This 1955 file photo provided by Rep. John Dingell's office, shows the congressman being sworn in by mentor and Speaker of the House Sam Rayburn of Texas in 1955. Fifty seven years ago, Rep. John Dingell, who this week becomes the longest serving member of Congress in history, nearly began his career in tears on the floor of the House. Members were delivering tributes to his father, John Dingell Sr., who had died recently. (AP Photo/Courtesy of the Dingell Family, File)

On Friday, U.S. Rep. John Dingell (D-Mich.) became the longest serving member of Congress in history, eclipsing the record held by the late Sen. Robert Byrd of West Virginia.

Dingell has held his seat for 57 years.  In his long career, he has epitomized the power of the legislative branch and the changes it has undergone over the  last century. 

Nicknamed "Big John'' for his 6-foot-3 stature and sometimesimperious demeanor, he long presided as a powerful committee chairman and put his imprint on legislation in areas as varied as air quality, health care and energy.

 Dingell began his career in tears on the floor of the House. The Michigan Democrat was a freshly elected 29-year-old on his first day on the job. Members like legendary House Speaker Sam Rayburn — all "the real giants" of the House, Dingell says — were delivering tributes to his father, John Dingell Sr., who had died recently.

The younger Dingell had just won an election to replace him. Now it was his turn to speak.

"I had to go to the well of the House and express my appreciation," Dingell said in an interview. "Quite frankly, it was a highly emotional moment. It was quite hard to keep from crying."

From that unsteady beginning, Dingell assembled a record that epitomized the power of the legislative branch of government and the changes it has undergone over the last century. And his longevity testifies to the formidable willpower of a man nicknamed "Big John" for his 6-foot-3 stature and his sometimes imperious demeanor, as well as the skill of a politician who won elections in a state he had barely lived in since he was a child.
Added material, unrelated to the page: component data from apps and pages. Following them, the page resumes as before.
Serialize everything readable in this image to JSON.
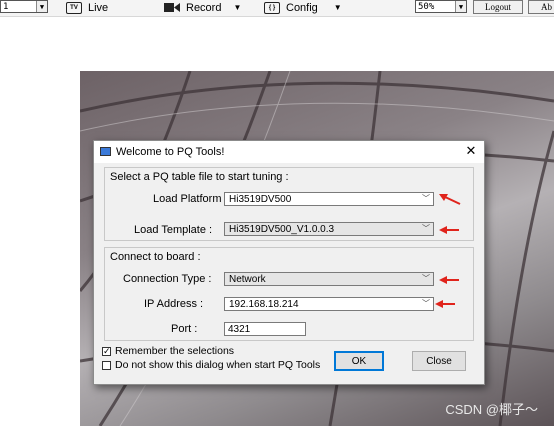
{
  "toolbar": {
    "channel_value": "1",
    "live_label": "Live",
    "record_label": "Record",
    "config_label": "Config",
    "zoom_value": "50%",
    "logout_label": "Logout",
    "about_label": "Ab"
  },
  "dialog": {
    "title": "Welcome to PQ Tools!",
    "group1_title": "Select a PQ table file to start tuning :",
    "load_platform_label": "Load Platform :",
    "load_platform_value": "Hi3519DV500",
    "load_template_label": "Load Template :",
    "load_template_value": "Hi3519DV500_V1.0.0.3",
    "group2_title": "Connect to board :",
    "connection_type_label": "Connection Type :",
    "connection_type_value": "Network",
    "ip_label": "IP Address :",
    "ip_value": "192.168.18.214",
    "port_label": "Port :",
    "port_value": "4321",
    "remember_label": "Remember the selections",
    "remember_checked": true,
    "dontshow_label": "Do not show this dialog when start PQ Tools",
    "dontshow_checked": false,
    "ok_label": "OK",
    "close_label": "Close"
  },
  "watermark": "CSDN @椰子～",
  "colors": {
    "arrow": "#e0241c",
    "accent": "#0078d7"
  }
}
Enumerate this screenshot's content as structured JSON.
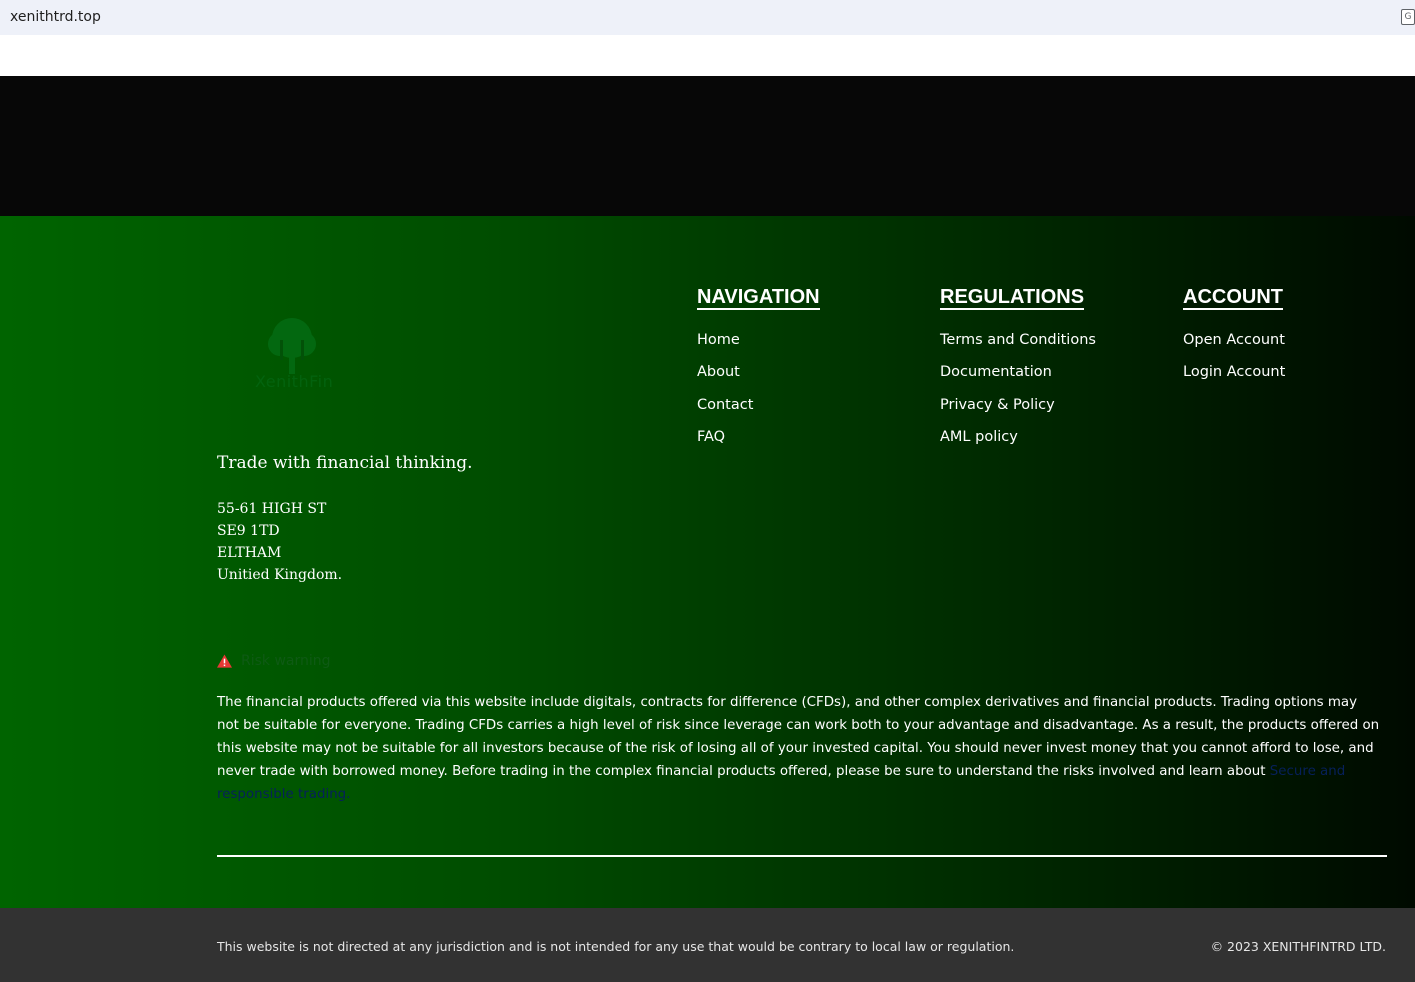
{
  "browser": {
    "url": "xenithtrd.top"
  },
  "footer": {
    "logo_text": "XenithFin",
    "tagline": "Trade with financial thinking.",
    "address": [
      "55-61 HIGH ST",
      "SE9 1TD",
      "ELTHAM",
      "Unitied Kingdom."
    ],
    "navigation": {
      "heading": "NAVIGATION",
      "items": [
        "Home",
        "About",
        "Contact",
        "FAQ"
      ]
    },
    "regulations": {
      "heading": "REGULATIONS",
      "items": [
        "Terms and Conditions",
        "Documentation",
        "Privacy & Policy",
        "AML policy"
      ]
    },
    "account": {
      "heading": "ACCOUNT",
      "items": [
        "Open Account",
        "Login Account"
      ]
    },
    "risk": {
      "heading": "Risk warning",
      "text": "The financial products offered via this website include digitals, contracts for difference (CFDs), and other complex derivatives and financial products. Trading options may not be suitable for everyone. Trading CFDs carries a high level of risk since leverage can work both to your advantage and disadvantage. As a result, the products offered on this website may not be suitable for all investors because of the risk of losing all of your invested capital. You should never invest money that you cannot afford to lose, and never trade with borrowed money. Before trading in the complex financial products offered, please be sure to understand the risks involved and learn about ",
      "link_text": "Secure and responsible trading."
    }
  },
  "bottom_bar": {
    "disclaimer": "This website is not directed at any jurisdiction and is not intended for any use that would be contrary to local law or regulation.",
    "copyright": "© 2023 XENITHFINTRD LTD."
  },
  "colors": {
    "footer_gradient_start": "#006400",
    "footer_gradient_end": "#000a00",
    "bottom_bar": "#323232",
    "warning": "#e53935"
  }
}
After Dingell won election in 1955, one of his most fulfilling, but also politically dangerous, moments came when he supported the 1964 Civil Rights Act, which eliminated unequal voter registration requirements and outlawed racial segregation in schools, workplaces and public areas.
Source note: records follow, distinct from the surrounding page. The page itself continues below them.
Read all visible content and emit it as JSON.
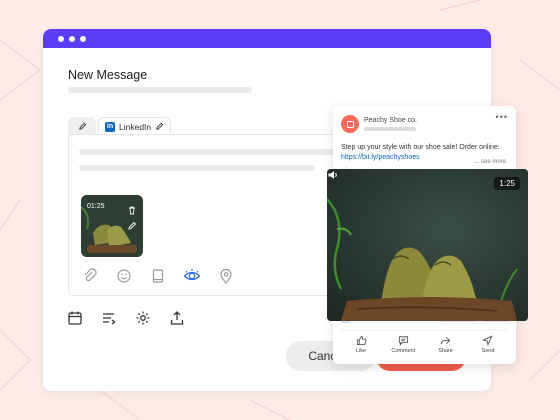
{
  "compose": {
    "title": "New Message",
    "tabs": [
      {
        "name": "edit"
      },
      {
        "label": "LinkedIn"
      }
    ],
    "media": {
      "duration": "01:25"
    },
    "cancel_label": "Cancel"
  },
  "preview": {
    "page_name": "Peachy Shoe co.",
    "post_text": "Step up your style with our shoe sale! Order online:",
    "post_link": "https://bit.ly/peachyshoes",
    "see_more": "... see more",
    "video_duration": "1:25",
    "actions": [
      {
        "label": "Like"
      },
      {
        "label": "Comment"
      },
      {
        "label": "Share"
      },
      {
        "label": "Send"
      }
    ]
  },
  "colors": {
    "window_bar": "#5b3df5",
    "primary": "#f25c4c",
    "linkedin": "#0a66c2",
    "accent_icon": "#2b6de0"
  }
}
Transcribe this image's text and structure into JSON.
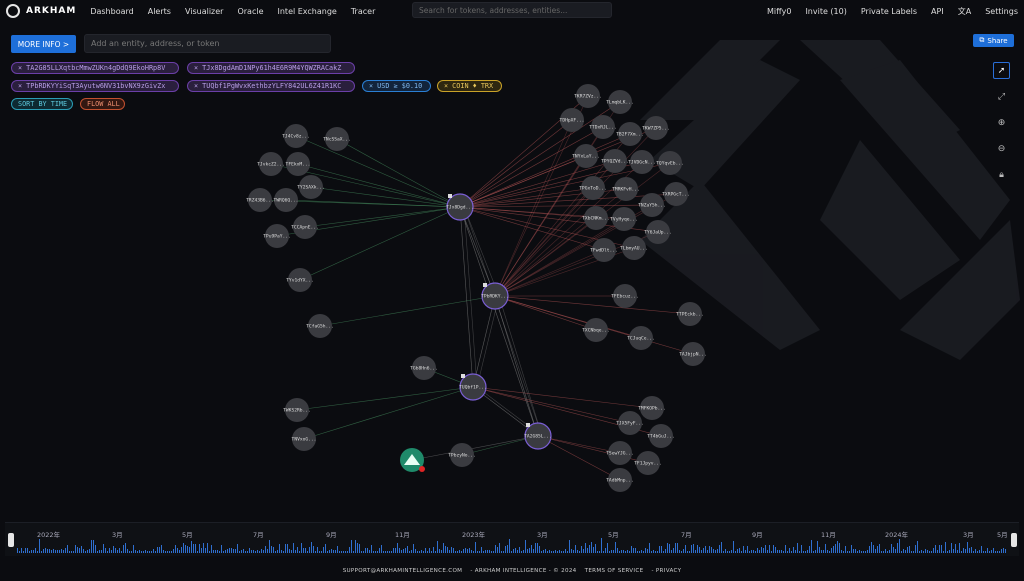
{
  "nav": {
    "brand": "ARKHAM",
    "links": [
      "Dashboard",
      "Alerts",
      "Visualizer",
      "Oracle",
      "Intel Exchange",
      "Tracer"
    ],
    "search_placeholder": "Search for tokens, addresses, entities...",
    "user": "Miffy0",
    "invite": "Invite (10)",
    "private_labels": "Private Labels",
    "api": "API",
    "settings": "Settings"
  },
  "toolbar": {
    "more_info": "MORE INFO >",
    "add_placeholder": "Add an entity, address, or token",
    "share": "Share"
  },
  "filters": {
    "addresses": [
      "× TA2G85LLXqtbcMmwZUKn4gDdQ9EkoHRp8V",
      "× TJx8DgdAmD1NPy61h4E6R9M4YQWZRACakZ",
      "× TPbRDKYYiSqT3Ayutw6NV31bvNX9zGivZx",
      "× TUQbf1PgWvxKethbzYLFY842UL6Z41R1KC"
    ],
    "usd": "× USD ≥ $0.10",
    "coin": "× COIN ♦ TRX",
    "sort": "SORT BY TIME",
    "flow": "FLOW ALL"
  },
  "graph": {
    "hub_labels": [
      "TJx8Dgd...",
      "TPbRDKY...",
      "TUQbf1P...",
      "TA2G85L..."
    ],
    "node_labels": [
      "TJ4Cv8z...",
      "TNcSSaX...",
      "TJvkcZ2...",
      "TFEkxM...",
      "TRZ43B6...",
      "TWRQ6Q...",
      "TY2SAXk...",
      "TCCApnE...",
      "TPu9PaY...",
      "TYv1dYX...",
      "TCfaG5h...",
      "TGb8Hn6...",
      "TWKS2Rb...",
      "TNVxoG...",
      "TPbzyNo...",
      "TKR7ZVz...",
      "TLmqbLK...",
      "TDHpXF...",
      "TTDxRJL...",
      "TB2F7Xm...",
      "TKW7ZP5...",
      "TNYxLaY...",
      "TPYQZVd...",
      "TJVDGcN...",
      "TQYqvEb...",
      "TPGxToD...",
      "TMRKFvH...",
      "TNZaY5h...",
      "TXRPGcT...",
      "TXbCNKm...",
      "TVyHyqe...",
      "TY6JaUp...",
      "TFwdDlt...",
      "TLbmyAU...",
      "TFEbcuz...",
      "TTPEckb...",
      "TXCNbqe...",
      "TCJuqCe...",
      "TAJbjpN...",
      "TMFKOPb...",
      "TJX5FyF...",
      "TT4bGuJ...",
      "TSewYJG...",
      "TF1Jpyv...",
      "TAdbMnp..."
    ],
    "wallet_icon": "exchange-logo-icon"
  },
  "timeline": {
    "labels": [
      "2022年",
      "3月",
      "5月",
      "7月",
      "9月",
      "11月",
      "2023年",
      "3月",
      "5月",
      "7月",
      "9月",
      "11月",
      "2024年",
      "3月",
      "5月"
    ]
  },
  "footer": {
    "email": "SUPPORT@ARKHAMINTELLIGENCE.COM",
    "copyright": "- ARKHAM INTELLIGENCE - © 2024",
    "terms": "TERMS OF SERVICE",
    "privacy": "- PRIVACY"
  },
  "colors": {
    "accent": "#1e6fd9",
    "hub_border": "#7b5fd6",
    "edge_red": "#c25a5a",
    "edge_green": "#4fa36b",
    "edge_gray": "#8a8a8a"
  }
}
"Damn near lost an election over it," Dingell said, matter of factly. "The Wall Street Journal gave me a one in 15 chance of winning that race."

The black community took note, said Michigan Rep. John Conyers, who served on Dingell's staff before he was elected to Congress in 1964. "He was in the forefront," Conyers said.

He has also been known as one of Congress' toughest investigators. 

As he gradually acquired seniority and clout, Dingell played a key role in the creation of the Medicare program in 1965, and wrote the 1970 National Environmental Policy Act and the 1973 Endangered Species Act.

He has reigned as a powerful committee chairman, putting his imprint on legislation in areas as varied as air quality, consumer protection, health care, energy and the auto industry. He earned a reputation as one of the sharpest government watchdogs in Washington, famous for his lacerating style of interrogation at committee hearings. And the loss of his chairmanship in recent years marked the end of an era in which senior members ruled Congress without challenge.

"It goes by like a blur," said Dingell, of the period in which he has served with 11 presidents. "This job is incredible. You put in so much, but you get so much more out of it."

Now 86, Dingell says he has no plans to retire.

"I'm not going to stay around here until people say, 'I knew him when he was a good man, now he's this doddering old fool," he said.

Categories: Government, Politics